* [Data]:
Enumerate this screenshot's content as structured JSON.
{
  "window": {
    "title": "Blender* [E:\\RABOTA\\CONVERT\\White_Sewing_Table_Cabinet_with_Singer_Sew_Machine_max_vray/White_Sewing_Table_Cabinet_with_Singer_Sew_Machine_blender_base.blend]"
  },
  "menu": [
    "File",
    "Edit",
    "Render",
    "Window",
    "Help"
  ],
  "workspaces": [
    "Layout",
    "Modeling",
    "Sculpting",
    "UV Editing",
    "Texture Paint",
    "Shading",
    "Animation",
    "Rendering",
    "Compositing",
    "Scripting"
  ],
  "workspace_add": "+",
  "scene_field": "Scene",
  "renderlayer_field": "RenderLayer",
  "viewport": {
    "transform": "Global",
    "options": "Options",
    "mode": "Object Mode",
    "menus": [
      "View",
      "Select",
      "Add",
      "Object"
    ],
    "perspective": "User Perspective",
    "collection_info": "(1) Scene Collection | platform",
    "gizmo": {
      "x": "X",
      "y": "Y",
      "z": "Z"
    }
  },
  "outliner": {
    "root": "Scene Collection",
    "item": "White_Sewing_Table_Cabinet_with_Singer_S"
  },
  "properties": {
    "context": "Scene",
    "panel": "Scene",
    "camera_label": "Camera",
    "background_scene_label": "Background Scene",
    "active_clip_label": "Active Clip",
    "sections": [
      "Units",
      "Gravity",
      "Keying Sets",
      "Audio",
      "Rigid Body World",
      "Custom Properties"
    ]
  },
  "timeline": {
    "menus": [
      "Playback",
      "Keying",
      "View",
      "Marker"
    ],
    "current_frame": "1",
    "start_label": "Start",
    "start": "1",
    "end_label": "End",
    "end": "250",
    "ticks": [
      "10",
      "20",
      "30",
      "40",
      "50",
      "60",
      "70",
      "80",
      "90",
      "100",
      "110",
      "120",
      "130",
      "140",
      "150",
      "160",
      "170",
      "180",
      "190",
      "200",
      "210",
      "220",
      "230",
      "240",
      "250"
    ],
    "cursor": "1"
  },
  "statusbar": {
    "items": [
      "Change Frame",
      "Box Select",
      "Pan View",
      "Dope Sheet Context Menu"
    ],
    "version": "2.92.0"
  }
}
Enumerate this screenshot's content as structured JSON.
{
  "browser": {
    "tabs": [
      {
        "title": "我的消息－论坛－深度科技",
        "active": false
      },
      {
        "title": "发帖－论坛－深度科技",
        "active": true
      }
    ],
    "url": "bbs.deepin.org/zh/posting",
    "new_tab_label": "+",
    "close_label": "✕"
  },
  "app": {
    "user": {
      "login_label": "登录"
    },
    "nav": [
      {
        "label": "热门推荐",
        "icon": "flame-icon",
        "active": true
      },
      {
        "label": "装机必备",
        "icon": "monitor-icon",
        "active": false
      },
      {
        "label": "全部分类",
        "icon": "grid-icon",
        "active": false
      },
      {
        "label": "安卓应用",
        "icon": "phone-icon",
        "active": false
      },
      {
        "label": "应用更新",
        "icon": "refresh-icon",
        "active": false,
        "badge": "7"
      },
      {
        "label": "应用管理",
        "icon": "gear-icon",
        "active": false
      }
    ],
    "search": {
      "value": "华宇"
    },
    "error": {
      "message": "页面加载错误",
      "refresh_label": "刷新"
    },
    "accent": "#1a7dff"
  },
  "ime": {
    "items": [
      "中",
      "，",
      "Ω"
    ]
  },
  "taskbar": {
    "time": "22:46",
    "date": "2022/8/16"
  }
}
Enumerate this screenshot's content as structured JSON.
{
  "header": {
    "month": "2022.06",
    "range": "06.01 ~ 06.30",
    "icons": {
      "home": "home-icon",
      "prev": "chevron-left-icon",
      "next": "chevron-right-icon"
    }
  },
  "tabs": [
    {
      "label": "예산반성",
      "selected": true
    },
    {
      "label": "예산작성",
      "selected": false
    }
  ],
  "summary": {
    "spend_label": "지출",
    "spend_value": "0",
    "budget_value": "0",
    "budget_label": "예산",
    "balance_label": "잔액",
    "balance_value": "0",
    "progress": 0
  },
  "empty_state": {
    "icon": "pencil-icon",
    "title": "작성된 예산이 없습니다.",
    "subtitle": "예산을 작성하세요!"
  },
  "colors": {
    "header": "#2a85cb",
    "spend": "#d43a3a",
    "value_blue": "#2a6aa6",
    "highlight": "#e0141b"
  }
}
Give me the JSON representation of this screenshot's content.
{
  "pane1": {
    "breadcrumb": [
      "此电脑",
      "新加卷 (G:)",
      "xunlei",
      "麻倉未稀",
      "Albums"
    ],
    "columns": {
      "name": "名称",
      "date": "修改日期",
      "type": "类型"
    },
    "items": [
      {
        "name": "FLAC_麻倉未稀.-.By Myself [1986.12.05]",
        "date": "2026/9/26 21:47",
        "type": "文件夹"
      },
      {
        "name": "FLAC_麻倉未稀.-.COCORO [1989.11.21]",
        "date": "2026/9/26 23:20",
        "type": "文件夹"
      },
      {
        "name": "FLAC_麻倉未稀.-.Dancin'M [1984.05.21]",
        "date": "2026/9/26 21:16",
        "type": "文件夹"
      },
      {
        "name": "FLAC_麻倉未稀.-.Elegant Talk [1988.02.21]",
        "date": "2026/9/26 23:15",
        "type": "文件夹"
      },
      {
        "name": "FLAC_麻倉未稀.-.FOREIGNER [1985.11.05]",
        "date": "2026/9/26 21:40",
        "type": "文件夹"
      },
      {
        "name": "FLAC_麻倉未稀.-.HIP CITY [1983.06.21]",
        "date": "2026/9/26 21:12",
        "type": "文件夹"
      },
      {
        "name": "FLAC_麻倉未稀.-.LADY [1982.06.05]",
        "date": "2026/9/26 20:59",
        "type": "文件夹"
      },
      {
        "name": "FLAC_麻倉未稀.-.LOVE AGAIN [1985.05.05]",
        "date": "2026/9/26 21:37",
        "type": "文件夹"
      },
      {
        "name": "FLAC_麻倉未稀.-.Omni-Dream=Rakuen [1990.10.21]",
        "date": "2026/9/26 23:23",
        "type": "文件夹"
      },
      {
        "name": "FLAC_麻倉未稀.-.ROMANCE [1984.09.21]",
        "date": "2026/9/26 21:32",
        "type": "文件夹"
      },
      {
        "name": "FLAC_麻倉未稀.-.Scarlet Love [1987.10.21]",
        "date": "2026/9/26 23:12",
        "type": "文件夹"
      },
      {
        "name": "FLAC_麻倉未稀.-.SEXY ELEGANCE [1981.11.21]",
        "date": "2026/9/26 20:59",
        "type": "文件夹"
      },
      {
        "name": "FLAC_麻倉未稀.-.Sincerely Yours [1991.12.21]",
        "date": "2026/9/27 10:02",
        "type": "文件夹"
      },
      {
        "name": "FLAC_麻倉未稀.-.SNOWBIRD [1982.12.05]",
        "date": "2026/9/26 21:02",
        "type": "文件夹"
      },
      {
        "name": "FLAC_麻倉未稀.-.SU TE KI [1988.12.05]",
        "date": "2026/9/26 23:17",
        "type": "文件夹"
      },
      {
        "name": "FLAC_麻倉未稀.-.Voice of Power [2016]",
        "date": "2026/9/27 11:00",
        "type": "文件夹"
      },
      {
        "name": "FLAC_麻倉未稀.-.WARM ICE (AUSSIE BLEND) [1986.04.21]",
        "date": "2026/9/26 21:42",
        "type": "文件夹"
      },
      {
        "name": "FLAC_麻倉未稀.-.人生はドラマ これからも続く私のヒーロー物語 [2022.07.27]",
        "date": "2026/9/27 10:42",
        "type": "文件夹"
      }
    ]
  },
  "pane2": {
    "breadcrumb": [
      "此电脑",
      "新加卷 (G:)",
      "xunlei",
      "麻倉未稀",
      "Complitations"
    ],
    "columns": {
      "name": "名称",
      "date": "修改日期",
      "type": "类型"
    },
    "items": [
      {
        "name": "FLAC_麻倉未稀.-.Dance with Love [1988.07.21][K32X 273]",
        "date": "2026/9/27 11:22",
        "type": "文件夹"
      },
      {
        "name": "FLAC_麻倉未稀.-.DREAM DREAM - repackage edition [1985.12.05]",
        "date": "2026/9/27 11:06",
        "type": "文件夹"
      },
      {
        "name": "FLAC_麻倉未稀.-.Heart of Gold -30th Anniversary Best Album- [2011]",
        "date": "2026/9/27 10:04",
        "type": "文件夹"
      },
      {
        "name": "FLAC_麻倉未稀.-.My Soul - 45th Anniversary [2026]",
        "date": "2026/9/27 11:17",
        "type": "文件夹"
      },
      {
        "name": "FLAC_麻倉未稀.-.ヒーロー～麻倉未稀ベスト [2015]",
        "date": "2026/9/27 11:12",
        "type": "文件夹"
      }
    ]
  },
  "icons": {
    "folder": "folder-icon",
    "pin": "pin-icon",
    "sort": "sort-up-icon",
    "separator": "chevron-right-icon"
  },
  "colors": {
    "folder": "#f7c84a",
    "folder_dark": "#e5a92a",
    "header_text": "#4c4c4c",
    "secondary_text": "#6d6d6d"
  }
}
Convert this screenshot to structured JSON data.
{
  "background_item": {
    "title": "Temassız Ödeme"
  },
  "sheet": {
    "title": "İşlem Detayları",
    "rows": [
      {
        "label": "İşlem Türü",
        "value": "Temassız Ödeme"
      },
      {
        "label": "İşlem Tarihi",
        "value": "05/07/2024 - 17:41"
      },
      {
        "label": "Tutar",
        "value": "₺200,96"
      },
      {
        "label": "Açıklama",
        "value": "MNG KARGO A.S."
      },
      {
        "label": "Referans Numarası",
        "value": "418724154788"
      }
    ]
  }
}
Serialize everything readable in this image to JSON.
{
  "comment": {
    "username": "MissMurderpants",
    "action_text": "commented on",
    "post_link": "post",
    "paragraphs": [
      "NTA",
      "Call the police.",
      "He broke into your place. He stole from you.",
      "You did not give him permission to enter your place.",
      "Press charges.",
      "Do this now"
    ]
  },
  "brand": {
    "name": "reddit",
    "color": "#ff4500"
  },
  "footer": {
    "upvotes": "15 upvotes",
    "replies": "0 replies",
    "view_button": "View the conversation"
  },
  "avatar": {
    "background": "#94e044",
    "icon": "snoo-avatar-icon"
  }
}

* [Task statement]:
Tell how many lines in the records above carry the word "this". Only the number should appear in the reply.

* [Task response]:
7